Your task — All entries are to be given again verbatim.

Exercise data —
▶
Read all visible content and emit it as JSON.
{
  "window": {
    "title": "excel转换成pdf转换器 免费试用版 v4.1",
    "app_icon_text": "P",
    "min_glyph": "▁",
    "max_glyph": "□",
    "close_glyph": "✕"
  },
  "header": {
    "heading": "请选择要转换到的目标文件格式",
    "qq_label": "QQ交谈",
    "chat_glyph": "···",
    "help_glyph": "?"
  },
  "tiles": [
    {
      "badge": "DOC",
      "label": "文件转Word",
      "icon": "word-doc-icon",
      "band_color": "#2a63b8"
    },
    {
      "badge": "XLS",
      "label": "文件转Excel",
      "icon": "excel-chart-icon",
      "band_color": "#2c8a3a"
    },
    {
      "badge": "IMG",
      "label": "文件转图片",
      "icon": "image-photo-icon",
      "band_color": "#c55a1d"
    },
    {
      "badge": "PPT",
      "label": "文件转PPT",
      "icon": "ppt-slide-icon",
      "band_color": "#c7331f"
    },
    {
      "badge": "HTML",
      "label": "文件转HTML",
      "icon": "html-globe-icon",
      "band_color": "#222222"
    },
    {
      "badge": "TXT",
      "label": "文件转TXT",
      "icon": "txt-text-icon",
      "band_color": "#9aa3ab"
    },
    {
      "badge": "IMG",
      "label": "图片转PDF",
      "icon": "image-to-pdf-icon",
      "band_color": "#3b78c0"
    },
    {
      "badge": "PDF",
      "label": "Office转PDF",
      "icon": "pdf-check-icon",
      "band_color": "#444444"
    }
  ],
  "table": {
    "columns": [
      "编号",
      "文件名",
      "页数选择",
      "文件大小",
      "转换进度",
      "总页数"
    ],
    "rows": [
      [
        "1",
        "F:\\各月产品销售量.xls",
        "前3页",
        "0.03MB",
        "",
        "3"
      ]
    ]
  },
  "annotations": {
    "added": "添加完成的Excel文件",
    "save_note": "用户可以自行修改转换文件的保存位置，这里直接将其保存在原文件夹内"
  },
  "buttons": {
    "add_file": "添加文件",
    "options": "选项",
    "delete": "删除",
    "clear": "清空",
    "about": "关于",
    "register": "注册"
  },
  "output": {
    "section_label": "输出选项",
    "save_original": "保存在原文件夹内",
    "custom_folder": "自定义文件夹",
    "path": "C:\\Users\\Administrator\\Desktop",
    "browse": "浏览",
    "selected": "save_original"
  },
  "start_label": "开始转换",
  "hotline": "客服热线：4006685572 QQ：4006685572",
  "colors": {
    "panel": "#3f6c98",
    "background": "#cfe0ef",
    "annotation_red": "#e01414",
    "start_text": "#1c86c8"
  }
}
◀
Solution below —
Read all visible content and emit it as JSON.
{
  "window": {
    "title": "excel转换成pdf转换器 免费试用版 v4.1",
    "app_icon_text": "P",
    "min_glyph": "▁",
    "max_glyph": "□",
    "close_glyph": "✕"
  },
  "header": {
    "heading": "请选择要转换到的目标文件格式",
    "qq_label": "QQ交谈",
    "chat_glyph": "···",
    "help_glyph": "?"
  },
  "tiles": [
    {
      "badge": "DOC",
      "label": "文件转Word",
      "icon": "word-doc-icon",
      "band_color": "#2a63b8"
    },
    {
      "badge": "XLS",
      "label": "文件转Excel",
      "icon": "excel-chart-icon",
      "band_color": "#2c8a3a"
    },
    {
      "badge": "IMG",
      "label": "文件转图片",
      "icon": "image-photo-icon",
      "band_color": "#c55a1d"
    },
    {
      "badge": "PPT",
      "label": "文件转PPT",
      "icon": "ppt-slide-icon",
      "band_color": "#c7331f"
    },
    {
      "badge": "HTML",
      "label": "文件转HTML",
      "icon": "html-globe-icon",
      "band_color": "#222222"
    },
    {
      "badge": "TXT",
      "label": "文件转TXT",
      "icon": "txt-text-icon",
      "band_color": "#9aa3ab"
    },
    {
      "badge": "IMG",
      "label": "图片转PDF",
      "icon": "image-to-pdf-icon",
      "band_color": "#3b78c0"
    },
    {
      "badge": "PDF",
      "label": "Office转PDF",
      "icon": "pdf-check-icon",
      "band_color": "#444444"
    }
  ],
  "table": {
    "columns": [
      "编号",
      "文件名",
      "页数选择",
      "文件大小",
      "转换进度",
      "总页数"
    ],
    "rows": [
      [
        "1",
        "F:\\各月产品销售量.xls",
        "前3页",
        "0.03MB",
        "",
        "3"
      ]
    ]
  },
  "annotations": {
    "added": "添加完成的Excel文件",
    "save_note": "用户可以自行修改转换文件的保存位置，这里直接将其保存在原文件夹内"
  },
  "buttons": {
    "add_file": "添加文件",
    "options": "选项",
    "delete": "删除",
    "clear": "清空",
    "about": "关于",
    "register": "注册"
  },
  "output": {
    "section_label": "输出选项",
    "save_original": "保存在原文件夹内",
    "custom_folder": "自定义文件夹",
    "path": "C:\\Users\\Administrator\\Desktop",
    "browse": "浏览",
    "selected": "save_original"
  },
  "start_label": "开始转换",
  "hotline": "客服热线：4006685572 QQ：4006685572",
  "colors": {
    "panel": "#3f6c98",
    "background": "#cfe0ef",
    "annotation_red": "#e01414",
    "start_text": "#1c86c8"
  }
}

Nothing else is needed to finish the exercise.